Saturday was a “free day”. Kurtis – thinking outside of the box of activities previously done by visiting teams – planned a day of seeing the area surrounding Buikwe – on “boda bodas” (small motor bikes). What a sight we must have been, a convoy of eight boda bodas, all with “Muzungu” riders. One of the men I met after church on Sunday said he’d seen us riding through the village – his disbelief of “maybe even 7 boda bodas with Muzungu riders.” I laughed with him – saying it was actually 8! The countryside was beautiful, and we were so much closer to everything on the back of these bikes. Rolling hills, lush green vegetation, healthy crops, beautiful massive trees. My driver, Henry, is an IN Uganda staff member. He is responsible for teams who come to Buikwe. He was playfully competitive. Once he saw I was comfortable on the bike, he would say over his shoulder “are you ready,” and with my affirmation, we would accelerate, passing everyone and leaving them far behind us.
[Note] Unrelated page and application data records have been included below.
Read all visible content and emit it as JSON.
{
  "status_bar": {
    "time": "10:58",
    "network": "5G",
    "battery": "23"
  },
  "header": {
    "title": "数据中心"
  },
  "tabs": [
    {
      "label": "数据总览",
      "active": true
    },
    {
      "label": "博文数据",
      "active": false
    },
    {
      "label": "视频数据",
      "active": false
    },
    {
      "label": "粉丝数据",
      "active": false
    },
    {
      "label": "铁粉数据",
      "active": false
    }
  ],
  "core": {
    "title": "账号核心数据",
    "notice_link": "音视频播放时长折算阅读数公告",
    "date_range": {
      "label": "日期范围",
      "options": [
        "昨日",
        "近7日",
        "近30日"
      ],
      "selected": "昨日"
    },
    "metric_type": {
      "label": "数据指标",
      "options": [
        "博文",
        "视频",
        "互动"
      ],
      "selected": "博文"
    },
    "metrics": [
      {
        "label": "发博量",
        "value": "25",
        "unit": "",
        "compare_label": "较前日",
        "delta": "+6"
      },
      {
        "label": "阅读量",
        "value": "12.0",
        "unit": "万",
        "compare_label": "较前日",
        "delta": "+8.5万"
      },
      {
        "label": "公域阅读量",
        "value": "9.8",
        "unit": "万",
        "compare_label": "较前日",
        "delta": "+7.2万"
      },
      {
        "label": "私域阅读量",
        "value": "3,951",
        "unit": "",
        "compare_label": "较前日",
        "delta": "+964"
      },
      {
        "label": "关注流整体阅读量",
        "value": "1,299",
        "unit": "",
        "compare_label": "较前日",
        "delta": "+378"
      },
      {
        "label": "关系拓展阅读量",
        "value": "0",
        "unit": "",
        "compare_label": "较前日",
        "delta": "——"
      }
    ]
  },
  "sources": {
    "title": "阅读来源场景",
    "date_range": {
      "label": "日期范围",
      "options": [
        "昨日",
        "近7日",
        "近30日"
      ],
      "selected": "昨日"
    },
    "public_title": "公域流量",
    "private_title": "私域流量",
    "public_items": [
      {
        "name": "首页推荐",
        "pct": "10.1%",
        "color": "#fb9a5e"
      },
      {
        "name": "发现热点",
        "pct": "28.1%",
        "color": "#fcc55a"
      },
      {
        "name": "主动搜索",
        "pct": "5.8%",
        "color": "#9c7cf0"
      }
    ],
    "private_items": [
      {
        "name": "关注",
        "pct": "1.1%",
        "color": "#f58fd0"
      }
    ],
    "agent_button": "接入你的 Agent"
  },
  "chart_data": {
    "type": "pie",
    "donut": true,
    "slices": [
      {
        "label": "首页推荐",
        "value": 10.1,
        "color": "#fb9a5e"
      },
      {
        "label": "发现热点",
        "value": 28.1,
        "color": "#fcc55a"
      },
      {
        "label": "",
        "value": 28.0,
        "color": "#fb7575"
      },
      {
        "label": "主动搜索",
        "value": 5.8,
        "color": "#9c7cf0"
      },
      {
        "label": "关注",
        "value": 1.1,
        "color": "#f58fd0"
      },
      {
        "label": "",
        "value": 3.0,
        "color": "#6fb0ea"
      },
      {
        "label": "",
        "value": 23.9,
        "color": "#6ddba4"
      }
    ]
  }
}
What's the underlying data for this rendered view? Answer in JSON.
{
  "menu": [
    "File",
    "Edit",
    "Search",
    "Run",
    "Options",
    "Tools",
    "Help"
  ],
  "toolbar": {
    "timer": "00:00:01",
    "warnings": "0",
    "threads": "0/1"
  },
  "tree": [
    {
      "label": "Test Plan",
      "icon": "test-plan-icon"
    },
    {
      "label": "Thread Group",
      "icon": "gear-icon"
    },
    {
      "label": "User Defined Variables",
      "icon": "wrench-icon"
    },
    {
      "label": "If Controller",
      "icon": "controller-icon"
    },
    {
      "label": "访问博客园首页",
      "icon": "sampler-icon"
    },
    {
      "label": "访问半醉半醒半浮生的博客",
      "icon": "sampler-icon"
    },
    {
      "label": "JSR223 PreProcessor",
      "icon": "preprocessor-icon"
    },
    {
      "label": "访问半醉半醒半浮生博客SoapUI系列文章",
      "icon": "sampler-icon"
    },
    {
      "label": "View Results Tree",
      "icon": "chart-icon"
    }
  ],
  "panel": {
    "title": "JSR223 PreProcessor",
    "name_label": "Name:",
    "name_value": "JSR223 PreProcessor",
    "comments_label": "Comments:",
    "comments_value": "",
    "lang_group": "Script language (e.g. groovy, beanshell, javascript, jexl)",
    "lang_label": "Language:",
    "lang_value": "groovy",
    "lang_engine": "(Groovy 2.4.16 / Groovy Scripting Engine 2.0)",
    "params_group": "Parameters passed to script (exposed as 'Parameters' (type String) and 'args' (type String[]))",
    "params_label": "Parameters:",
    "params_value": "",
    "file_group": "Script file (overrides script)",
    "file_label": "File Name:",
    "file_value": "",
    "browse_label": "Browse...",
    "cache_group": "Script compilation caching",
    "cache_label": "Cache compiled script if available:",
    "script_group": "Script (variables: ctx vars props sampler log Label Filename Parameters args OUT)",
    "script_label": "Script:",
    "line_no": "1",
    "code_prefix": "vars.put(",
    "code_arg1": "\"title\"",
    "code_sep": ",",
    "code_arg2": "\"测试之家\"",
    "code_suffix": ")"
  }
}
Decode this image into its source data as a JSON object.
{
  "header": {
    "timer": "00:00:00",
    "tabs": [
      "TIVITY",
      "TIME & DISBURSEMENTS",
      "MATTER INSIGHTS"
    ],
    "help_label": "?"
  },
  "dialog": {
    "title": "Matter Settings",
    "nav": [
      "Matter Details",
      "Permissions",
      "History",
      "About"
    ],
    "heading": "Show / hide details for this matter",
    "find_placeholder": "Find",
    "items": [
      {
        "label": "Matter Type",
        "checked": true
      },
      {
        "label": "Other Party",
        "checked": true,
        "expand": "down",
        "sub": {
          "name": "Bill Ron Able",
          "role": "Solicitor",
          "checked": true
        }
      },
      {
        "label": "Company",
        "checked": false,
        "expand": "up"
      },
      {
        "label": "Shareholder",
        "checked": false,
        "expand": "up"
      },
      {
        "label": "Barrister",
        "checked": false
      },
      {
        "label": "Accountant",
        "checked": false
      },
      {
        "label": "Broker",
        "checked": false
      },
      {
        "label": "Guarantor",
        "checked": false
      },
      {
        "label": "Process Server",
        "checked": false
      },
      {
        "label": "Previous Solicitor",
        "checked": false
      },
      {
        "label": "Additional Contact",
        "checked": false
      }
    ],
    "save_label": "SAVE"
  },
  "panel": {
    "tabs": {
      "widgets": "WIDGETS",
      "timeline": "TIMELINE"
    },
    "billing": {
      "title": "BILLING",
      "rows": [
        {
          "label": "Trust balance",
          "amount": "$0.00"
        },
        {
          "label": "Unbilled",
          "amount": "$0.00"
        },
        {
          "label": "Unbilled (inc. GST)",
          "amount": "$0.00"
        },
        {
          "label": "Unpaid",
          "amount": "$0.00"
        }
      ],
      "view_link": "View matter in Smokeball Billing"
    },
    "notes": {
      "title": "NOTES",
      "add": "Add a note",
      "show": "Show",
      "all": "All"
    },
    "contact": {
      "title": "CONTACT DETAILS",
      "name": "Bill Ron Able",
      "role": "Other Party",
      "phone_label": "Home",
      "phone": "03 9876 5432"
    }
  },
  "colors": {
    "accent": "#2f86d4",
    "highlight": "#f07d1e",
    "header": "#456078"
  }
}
We went to Lugazi to a tailor. All the team women were interested in having an African dress made. We chose colorful fabrics and then looked over a series of pictures to choose our dress style. Henry was very involved, giving many suggestions as to the most fashionable of the dress styles. The seamstress did not have patterns. She simply took measurements and went from there. They will be ready on Tuesday, so we will wear them to church next Sunday.
We rode on to Kiyindi. So much beautiful country side. We were visitors for lunch at three households who had children sponsored to attend school at the IN school. I could see that many preparations were made for us. In front of each home, all the leaves had been swept clean. The women were in good dresses. It was clear to me that they took receiving their guests with a great sense of wanting to welcome us and extend to us their best. Mike, Nicole, and I had lunch prepared by a woman who was auntie to a little girl who was orphaned. She was sponsored by IN. The woman spoke no English and was very quiet with us. She served us a very big meal in her kitchen, but would not join us. When I asked Henry our IN guide if the family would join us, he said they would not. We were served two fish dishes, one made with ground nuts; rice, greens, matoke (a plantain dish), and cassava (a very fibrous root vegetable). From Henry’s perspective – we had a very African meal! And it was very delicious based on this appetite! It was a little foreign for the rest of us. We ate some of everything, being conscious that it would be good to leave food for the family to eat. Henry said she would have prepared at least 4 hours to cook this meal for us. It was profoundly uncomfortable. I felt like I was given this honor when it was completely undeserved. Even if I sponsored many of the children in this village, it would have been too much. I would have rather learned to cook something beside her, sharing her kitchen. Or sitting and having a visit, instead of receiving a meal she could never provide for her own family. We left a significant gift, and yet it seemed not quite right to me.
The day went on to include a ferry ride across to a small island on Lake Victoria. Mike pulled out a bunch of pictures that reflect some of our Canadian landscape. The locals crossing with us were very engaged, asking questions about the mountains, and glaciers, and snowfall in the pictures. They were very interested in the photos of our family, asking who each one was and their ages. Interesting to me, that they looked at these photos the longest. A culture very interested in family, although I didn’t rule out, the fascination they may well have had over all the red hair.
Enough for today. Kurtis just asked me what chapter I’m on. I get the message! More tomorrow from another one of us.